That shift means once powerful stakers like the Gupta family now find their influence waning. Here's our Eleni Giokos with more.


ELENI GIOKOS, CNN AFRICA CORRESPONDENT (voice-over): These mine owners were always appearing in the news for all the wrong reasons. But as long

as the pay kept coming, these miners were happy, until without warning, the checks stops.

UNIDENTIFIED MALE: The air now that's blowing, is blowing up.

GIOKOS: The Guptas, one of South Africa's wealthiest families whose business empire touches everything, from mining to media are on the run.

And eight of their companies including Optimum Cult are on the verge of liquidation.

UNIDENTIFIED FEMALE: The embattled Gupta family could lose their private jet today --

UNIDENTIFIED FEMALE: Property belonging to the Guptas has been raided.

GIOKOS: Early morning police raids on the Gupta's sprawling compound took place on the same day the former President Jacob Zuma tended his

resignation. And that isn't a coincidence, says David Lewis; executive director of Corruption Watch.

DAVID LEWIS, EXECUTIVE DIRECTOR, CORRUPTION WATCH: It's barely rare that a business enterprise, sort of business enterprise manages to capture the

president of the country.

GIOKOS: For years, allegations swoop that the Gupta business empire had captured President Zuma. Prosecutors say the Guptas' reach extended deep

into government's contracts.

LEWIS: Our former president and the Guptas were named the Zuptas and that's you know, absolutely synonymous with grand corruption.

GIOKOS: And now, one-by-one, these questionable multi-million dollar deals are being exposed.

UNIDENTIFIED MALE: I don't think I'll be wrong to characterize it as an AGM cart, so is the Guptas. Are we throwing money from the Department of


GIOKOS: The family and Zuma have denied all allegations of corruption, but before their day in court, the Gupta business empire is already crumbling.

(on-camera): This is the Sahara Computers, it's a company that was once at the center of a Gupta business empire, and it's where it all began. Four

of the Gupta family, when they started this business in 1994.

[17:55:00] The building now stands empty and this 'to let' sign behind me have signaled the start of a downfall of the Gupta businesses.

In March, the Bank of Baroda announced that it would exit the country, it was the only bank in South Africa willing to do business with the Guptas.

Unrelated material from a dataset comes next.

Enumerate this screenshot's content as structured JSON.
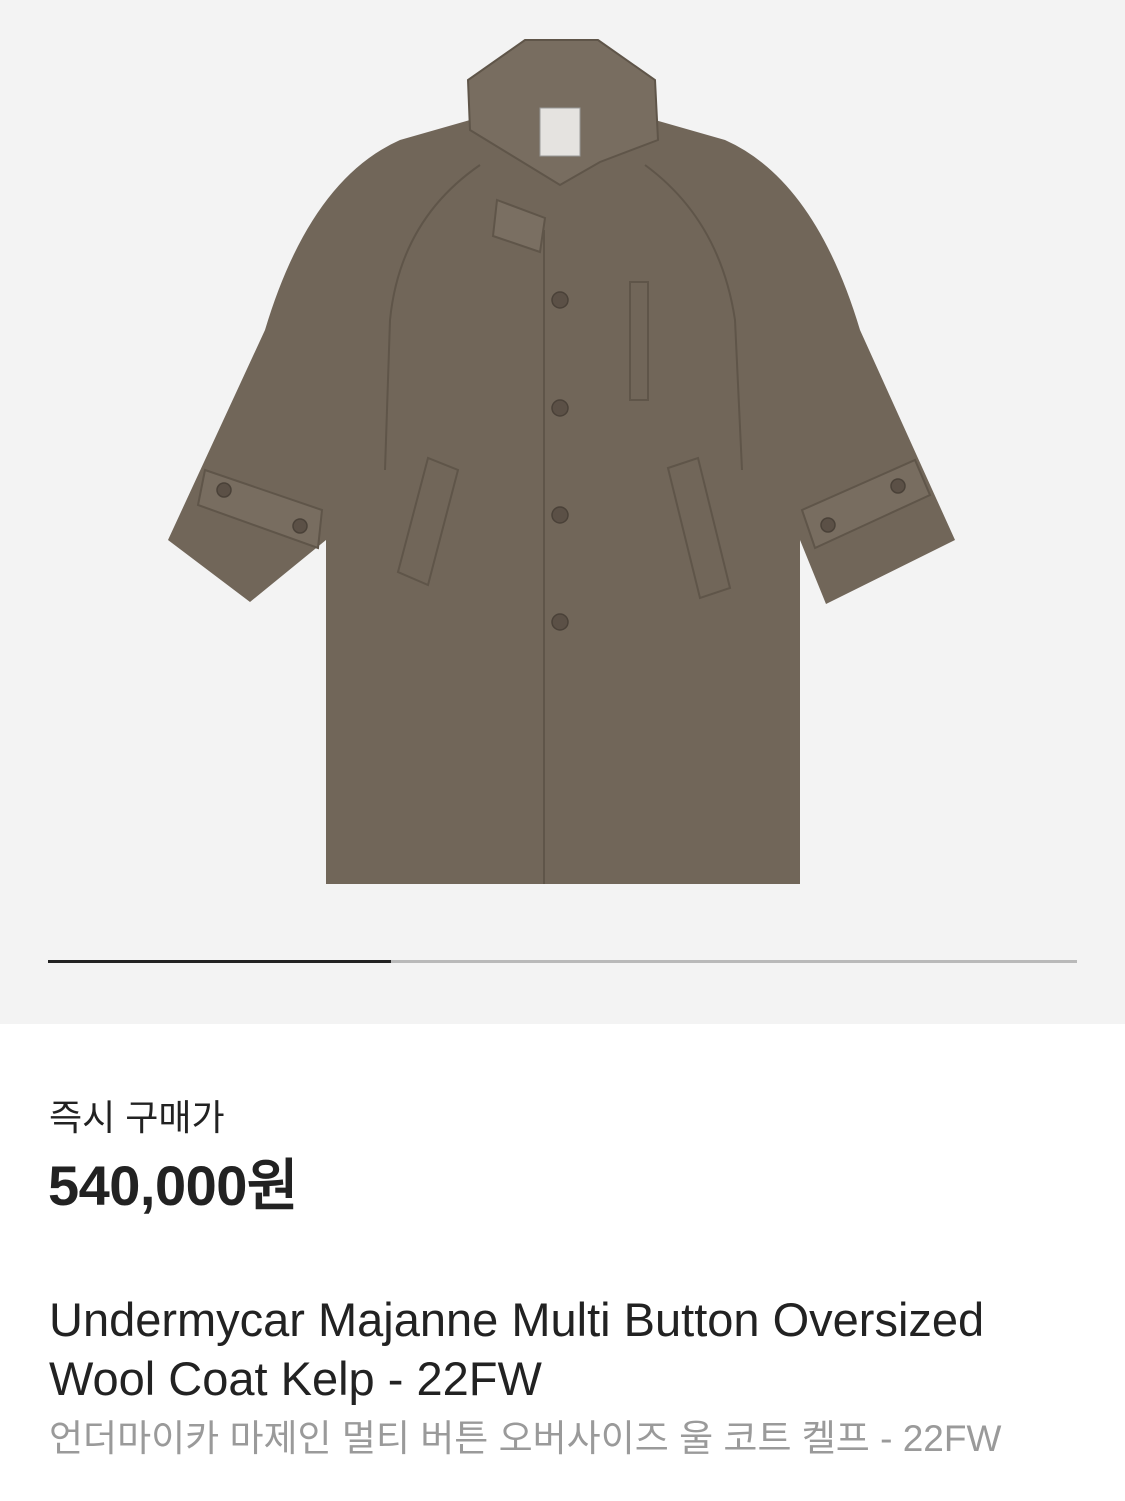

Cnn reached out to Gupta on Oakbay Investments, but we were referred to the business rescue team. The lead on the case spoke to Cnn by phone and said

"the cash is already gone, and the Guptas are looking at offloading assets."

For their former employees, money that they say is rightfully theirs.

UNIDENTIFIED MALE: They're not running this business bad. These guys, they only had to loot, they're not --

GIOKOS (voice-over): Eleni Giokos, Cnn, Johannesburg.


ZAIN: All right, before we leave you, wish I can see how the market fed on Wall Street. Industrial shares saw the biggest gains, though actually end

of the day, 116 points, its first gains after three sessions of losses, so it broke the losing streak.

And MacDonald is actually the biggest gainer in terms of the Dow up 2 percent, a series of solid economic reports from jobless claims and

manufacturing helped boost investor sentiment. The S&P and the Nasdaq close slightly lower, the S&P 500 now is on a four-day losing streak, its

longest of the year.

In the meantime, in Europe, the major indices closed higher, Unilever shares as I was talking about without Anna Stewart, actually fell 1.7

percent. In London, as you mentioned earlier, the company has actually chosen Rotterdam instead of London as the location for its corporate


And that my friend is another round of questions, isn't it? I'm Zain Asher, thank you so much for watching, Richard will be back tomorrow, have a great